WITH a rising number of elderly people and more suffering from mental conditions, Chief Justice Chan Sek Keong has called on lawyers here to be more diligent when drawing up wills for the elderly.
The extra effort would pay off in minimising the number of inheritance spats coming to court.
His comments came in the wake of a clash between two sisters who took each other to court over their mother's estate, which included a half-share of a $13 million house in Holland Road.
Ms Caroline Chee, 48, and her elder sister Muriel, 54, had each produced a will by their late mother, Madam Goh Hun Keong, who died in 2004 at the age of 83.
The younger woman claimed that a will made in 1989 would leave her with almost the entire estate.
She argued that a later will, made in 1996, leaving her sister as the main beneficiary, could not stand as their mother was mentally unfit by then.
She won the case in the lower court, but Ms Muriel Chee appealed.
The Court of Appeal agreed with the lower court, which had ruled that Madam Goh, who suffered from dementia and depression in her later years and was on a cocktail of drugs, was incapable of making a will by 1996.
The court found the lawyer hired by Ms Muriel Chee - Madam May Oh, whose father was a cousin of Madam Goh's husband - had prepared the 1996 will without having spoken to Madam Goh about its contents.
All the instructions the lawyer took came from Ms Muriel Chee instead. Madam Oh neither explained the documents to Madam Goh, nor took attendance notes during two meetings with Madam Goh.
In the Appeal Court's judgment grounds published last week, CJ Chan said: 'The 1996 will was the product of their discussion on the terms, and not Madam Goh's intentions as Muriel had claimed.'
Lawyers need to take 'necessary precautions or steps' to fulfil their duties to clients when it comes to drawing up wills, he added.
In any case, a lawyer should be cautious about taking instructions from any person who is a beneficiary under the will.
The Chief Justice also spelt out the steps lawyers should take:
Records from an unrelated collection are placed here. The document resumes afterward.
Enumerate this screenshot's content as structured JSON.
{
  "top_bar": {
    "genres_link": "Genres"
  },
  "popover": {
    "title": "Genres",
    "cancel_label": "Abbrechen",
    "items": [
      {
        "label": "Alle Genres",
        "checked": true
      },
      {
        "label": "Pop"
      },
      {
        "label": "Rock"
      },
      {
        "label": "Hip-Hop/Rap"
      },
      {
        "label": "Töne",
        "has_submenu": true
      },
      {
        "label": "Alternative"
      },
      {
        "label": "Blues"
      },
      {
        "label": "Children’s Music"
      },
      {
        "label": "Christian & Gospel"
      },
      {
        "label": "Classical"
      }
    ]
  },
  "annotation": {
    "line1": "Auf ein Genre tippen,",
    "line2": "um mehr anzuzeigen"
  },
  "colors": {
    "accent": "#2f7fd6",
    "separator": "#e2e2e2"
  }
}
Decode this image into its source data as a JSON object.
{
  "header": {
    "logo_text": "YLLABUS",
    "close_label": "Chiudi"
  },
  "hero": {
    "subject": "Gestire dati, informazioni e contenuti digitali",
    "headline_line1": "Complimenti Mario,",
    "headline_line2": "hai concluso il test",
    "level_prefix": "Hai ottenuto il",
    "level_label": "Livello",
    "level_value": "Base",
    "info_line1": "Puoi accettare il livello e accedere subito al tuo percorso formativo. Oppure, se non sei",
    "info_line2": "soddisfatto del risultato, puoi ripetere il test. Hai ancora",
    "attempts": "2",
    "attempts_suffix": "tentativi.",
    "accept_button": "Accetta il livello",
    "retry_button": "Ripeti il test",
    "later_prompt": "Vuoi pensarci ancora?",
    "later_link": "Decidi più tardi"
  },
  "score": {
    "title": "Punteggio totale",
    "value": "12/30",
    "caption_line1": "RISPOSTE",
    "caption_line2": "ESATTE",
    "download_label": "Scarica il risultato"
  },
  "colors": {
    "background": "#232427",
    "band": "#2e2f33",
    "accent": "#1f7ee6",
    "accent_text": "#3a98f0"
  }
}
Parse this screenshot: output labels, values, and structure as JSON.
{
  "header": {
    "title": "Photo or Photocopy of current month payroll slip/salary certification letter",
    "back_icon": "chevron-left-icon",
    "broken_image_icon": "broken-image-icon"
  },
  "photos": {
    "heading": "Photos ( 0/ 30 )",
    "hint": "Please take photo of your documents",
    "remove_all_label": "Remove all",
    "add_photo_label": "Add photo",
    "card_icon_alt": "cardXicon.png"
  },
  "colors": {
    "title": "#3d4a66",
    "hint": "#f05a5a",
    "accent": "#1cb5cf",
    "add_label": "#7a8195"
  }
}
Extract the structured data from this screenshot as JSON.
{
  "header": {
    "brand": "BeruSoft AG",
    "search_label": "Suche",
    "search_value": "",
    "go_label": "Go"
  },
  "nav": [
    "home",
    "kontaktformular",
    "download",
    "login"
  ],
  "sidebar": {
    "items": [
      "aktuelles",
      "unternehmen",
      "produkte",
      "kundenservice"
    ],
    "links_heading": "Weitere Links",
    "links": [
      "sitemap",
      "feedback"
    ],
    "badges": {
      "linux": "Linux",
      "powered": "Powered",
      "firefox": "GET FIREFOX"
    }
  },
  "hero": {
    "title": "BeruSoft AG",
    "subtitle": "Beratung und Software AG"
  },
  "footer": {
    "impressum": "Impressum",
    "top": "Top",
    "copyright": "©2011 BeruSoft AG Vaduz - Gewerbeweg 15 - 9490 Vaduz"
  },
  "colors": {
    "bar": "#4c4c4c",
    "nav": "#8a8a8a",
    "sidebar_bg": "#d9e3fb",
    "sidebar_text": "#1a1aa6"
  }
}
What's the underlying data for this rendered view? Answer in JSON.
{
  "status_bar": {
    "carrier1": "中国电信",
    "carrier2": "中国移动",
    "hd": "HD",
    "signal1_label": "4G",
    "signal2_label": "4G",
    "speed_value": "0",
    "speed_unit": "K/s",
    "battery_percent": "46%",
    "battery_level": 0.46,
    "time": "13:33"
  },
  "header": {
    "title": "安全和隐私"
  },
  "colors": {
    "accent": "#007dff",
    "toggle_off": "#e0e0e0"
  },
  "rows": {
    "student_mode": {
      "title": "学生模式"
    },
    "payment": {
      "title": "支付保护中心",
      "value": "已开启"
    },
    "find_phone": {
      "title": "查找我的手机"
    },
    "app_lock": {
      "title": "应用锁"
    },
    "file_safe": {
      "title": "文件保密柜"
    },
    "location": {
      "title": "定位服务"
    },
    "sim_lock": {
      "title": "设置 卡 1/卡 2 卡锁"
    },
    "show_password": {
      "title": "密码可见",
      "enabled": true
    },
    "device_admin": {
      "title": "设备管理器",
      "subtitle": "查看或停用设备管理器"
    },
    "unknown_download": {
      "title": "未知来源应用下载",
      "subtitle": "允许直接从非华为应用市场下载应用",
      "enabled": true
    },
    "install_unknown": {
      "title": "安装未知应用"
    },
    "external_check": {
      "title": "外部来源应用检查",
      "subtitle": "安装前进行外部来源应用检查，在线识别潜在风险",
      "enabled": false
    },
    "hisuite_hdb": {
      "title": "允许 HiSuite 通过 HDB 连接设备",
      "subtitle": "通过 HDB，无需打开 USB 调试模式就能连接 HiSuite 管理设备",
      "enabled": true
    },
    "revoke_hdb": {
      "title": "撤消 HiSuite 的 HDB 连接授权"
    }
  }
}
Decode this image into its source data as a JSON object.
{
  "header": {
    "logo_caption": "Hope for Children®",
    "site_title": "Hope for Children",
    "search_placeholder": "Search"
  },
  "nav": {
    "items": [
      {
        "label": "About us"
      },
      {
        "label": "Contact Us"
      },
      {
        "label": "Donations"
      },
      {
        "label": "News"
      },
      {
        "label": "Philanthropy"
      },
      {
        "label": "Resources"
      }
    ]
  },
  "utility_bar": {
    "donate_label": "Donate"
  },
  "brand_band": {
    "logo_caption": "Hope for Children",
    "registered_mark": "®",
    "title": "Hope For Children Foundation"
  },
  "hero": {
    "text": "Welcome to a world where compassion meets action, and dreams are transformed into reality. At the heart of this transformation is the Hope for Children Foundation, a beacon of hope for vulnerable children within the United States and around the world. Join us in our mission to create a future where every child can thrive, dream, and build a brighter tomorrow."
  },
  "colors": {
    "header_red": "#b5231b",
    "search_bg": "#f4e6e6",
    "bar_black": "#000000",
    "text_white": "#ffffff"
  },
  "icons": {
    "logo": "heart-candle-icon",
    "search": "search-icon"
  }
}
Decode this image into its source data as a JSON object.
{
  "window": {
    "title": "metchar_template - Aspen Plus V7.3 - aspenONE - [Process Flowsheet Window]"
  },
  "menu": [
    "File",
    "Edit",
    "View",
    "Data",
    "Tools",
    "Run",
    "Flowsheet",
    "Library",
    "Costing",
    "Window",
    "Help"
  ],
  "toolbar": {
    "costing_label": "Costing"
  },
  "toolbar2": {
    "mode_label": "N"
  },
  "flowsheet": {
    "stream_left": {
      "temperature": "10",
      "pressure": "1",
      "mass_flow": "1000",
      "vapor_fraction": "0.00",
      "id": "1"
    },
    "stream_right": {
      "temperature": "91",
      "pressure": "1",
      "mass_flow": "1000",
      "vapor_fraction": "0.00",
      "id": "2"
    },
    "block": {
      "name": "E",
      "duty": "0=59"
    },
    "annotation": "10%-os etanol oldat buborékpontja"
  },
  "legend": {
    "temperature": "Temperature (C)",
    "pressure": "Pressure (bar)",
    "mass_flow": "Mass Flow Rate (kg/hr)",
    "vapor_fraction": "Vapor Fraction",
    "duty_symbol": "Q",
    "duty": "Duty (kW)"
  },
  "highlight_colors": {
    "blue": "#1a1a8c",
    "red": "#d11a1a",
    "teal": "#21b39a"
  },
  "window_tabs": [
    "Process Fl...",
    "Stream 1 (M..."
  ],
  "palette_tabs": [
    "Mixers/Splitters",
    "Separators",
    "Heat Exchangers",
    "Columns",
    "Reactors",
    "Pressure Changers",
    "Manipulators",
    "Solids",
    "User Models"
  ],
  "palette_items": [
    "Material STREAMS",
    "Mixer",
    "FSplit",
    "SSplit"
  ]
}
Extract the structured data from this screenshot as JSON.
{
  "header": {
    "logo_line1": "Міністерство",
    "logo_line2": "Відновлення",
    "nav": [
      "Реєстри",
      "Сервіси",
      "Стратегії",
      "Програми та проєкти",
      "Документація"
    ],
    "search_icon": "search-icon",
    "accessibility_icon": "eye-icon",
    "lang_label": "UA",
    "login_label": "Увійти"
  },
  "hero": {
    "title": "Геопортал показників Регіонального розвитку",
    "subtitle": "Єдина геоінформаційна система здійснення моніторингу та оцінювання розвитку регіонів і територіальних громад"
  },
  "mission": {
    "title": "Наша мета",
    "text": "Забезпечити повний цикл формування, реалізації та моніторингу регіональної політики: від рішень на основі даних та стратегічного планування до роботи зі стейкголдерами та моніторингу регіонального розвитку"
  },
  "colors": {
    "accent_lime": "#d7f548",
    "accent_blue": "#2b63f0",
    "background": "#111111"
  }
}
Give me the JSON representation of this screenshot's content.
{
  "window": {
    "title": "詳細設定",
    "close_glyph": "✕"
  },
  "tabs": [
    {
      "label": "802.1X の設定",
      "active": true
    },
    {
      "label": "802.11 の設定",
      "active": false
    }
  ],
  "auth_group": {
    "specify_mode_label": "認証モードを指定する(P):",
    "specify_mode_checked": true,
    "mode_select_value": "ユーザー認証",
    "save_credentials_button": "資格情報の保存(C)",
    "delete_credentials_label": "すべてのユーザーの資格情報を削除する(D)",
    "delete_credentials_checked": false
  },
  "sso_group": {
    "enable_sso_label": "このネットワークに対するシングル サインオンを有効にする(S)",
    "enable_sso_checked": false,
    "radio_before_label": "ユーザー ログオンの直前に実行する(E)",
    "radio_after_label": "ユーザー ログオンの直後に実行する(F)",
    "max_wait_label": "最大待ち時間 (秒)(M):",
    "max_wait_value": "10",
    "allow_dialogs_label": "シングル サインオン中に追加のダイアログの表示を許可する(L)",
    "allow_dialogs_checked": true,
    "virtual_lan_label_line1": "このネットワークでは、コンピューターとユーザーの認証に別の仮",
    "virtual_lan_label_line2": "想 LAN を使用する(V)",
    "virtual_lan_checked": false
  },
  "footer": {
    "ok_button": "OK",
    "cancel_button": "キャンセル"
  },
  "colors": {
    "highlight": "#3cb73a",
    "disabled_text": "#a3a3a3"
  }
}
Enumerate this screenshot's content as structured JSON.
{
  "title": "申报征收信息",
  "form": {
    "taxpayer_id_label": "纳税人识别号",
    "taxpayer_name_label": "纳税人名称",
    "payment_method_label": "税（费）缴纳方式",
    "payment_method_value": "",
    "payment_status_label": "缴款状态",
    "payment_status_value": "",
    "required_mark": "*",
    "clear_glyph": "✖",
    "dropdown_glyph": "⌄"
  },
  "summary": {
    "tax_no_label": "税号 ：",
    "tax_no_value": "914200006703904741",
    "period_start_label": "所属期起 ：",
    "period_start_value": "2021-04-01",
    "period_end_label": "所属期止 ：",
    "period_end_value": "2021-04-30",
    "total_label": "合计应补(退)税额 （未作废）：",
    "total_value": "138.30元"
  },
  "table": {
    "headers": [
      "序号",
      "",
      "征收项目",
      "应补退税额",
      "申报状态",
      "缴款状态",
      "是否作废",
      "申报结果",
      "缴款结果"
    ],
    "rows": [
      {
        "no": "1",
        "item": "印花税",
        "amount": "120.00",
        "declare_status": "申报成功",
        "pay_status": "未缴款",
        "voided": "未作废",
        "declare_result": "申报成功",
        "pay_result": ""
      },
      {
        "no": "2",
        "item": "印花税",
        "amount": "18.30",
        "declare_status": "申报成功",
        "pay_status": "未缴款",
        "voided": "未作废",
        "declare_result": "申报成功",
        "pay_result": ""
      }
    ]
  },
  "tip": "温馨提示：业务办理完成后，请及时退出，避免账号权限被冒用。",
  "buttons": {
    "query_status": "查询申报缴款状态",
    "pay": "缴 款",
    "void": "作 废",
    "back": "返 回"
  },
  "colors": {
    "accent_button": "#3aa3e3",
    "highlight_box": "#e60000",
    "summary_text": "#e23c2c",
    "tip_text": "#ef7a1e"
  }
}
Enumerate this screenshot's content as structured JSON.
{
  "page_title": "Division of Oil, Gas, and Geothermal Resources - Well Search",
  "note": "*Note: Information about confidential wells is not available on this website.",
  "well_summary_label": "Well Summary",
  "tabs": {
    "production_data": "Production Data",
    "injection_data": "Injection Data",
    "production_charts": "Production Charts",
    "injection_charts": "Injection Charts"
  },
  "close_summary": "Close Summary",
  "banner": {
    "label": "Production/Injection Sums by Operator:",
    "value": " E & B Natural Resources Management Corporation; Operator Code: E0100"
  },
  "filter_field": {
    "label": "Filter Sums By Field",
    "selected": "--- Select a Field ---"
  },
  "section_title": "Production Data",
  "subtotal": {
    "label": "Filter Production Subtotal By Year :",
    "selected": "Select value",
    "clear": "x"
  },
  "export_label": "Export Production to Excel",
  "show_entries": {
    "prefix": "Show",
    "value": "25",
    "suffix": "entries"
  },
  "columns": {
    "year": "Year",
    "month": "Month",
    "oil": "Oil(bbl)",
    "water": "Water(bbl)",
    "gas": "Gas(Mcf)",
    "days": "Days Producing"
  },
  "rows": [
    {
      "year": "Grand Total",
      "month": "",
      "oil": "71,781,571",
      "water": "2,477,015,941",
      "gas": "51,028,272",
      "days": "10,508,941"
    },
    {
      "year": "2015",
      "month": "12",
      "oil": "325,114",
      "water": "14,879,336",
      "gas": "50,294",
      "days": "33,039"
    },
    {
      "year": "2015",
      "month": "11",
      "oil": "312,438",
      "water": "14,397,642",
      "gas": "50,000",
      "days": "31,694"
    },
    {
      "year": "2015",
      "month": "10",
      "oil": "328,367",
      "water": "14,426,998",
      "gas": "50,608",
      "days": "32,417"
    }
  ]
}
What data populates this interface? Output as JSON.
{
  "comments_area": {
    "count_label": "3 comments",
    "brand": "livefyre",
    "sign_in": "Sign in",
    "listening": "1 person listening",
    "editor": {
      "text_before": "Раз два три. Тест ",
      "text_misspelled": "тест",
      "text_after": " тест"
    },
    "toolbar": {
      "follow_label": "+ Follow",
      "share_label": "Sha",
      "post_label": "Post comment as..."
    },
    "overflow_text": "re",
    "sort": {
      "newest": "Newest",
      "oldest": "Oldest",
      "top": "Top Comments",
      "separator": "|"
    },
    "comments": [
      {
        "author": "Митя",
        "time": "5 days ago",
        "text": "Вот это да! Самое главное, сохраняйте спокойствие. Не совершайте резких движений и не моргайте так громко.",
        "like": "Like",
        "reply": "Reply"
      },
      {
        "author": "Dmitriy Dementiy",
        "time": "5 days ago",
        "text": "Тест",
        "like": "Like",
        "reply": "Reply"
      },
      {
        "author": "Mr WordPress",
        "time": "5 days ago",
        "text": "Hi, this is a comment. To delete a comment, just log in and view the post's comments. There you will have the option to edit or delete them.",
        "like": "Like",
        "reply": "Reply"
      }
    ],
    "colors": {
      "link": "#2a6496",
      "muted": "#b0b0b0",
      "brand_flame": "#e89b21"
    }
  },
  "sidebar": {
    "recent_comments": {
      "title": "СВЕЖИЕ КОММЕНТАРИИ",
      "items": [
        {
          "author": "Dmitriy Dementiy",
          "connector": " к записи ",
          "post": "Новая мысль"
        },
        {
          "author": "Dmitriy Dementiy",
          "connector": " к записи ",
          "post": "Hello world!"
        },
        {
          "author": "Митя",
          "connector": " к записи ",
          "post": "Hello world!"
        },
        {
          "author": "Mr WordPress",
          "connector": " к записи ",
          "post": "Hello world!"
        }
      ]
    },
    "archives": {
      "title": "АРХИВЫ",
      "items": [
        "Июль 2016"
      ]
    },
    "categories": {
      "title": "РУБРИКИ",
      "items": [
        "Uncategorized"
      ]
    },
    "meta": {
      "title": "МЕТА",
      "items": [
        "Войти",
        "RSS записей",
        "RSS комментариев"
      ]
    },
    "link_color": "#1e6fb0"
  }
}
If the testator is known to suffer from any mental infirmity, a doctor should be called in to certify her mental capacity before she is allowed to sign the will.
With clients with mental conditions, like Madam Goh, lawyers should, among other things, have a medical officer assess their mental capacity.
The lawyer should also ask if the testator is making a will for the first time and whether she knows she is revoking an existing will.
Added CJ Chan: 'These questions may be formulaic, but they are necessary to avoid cases such as these.'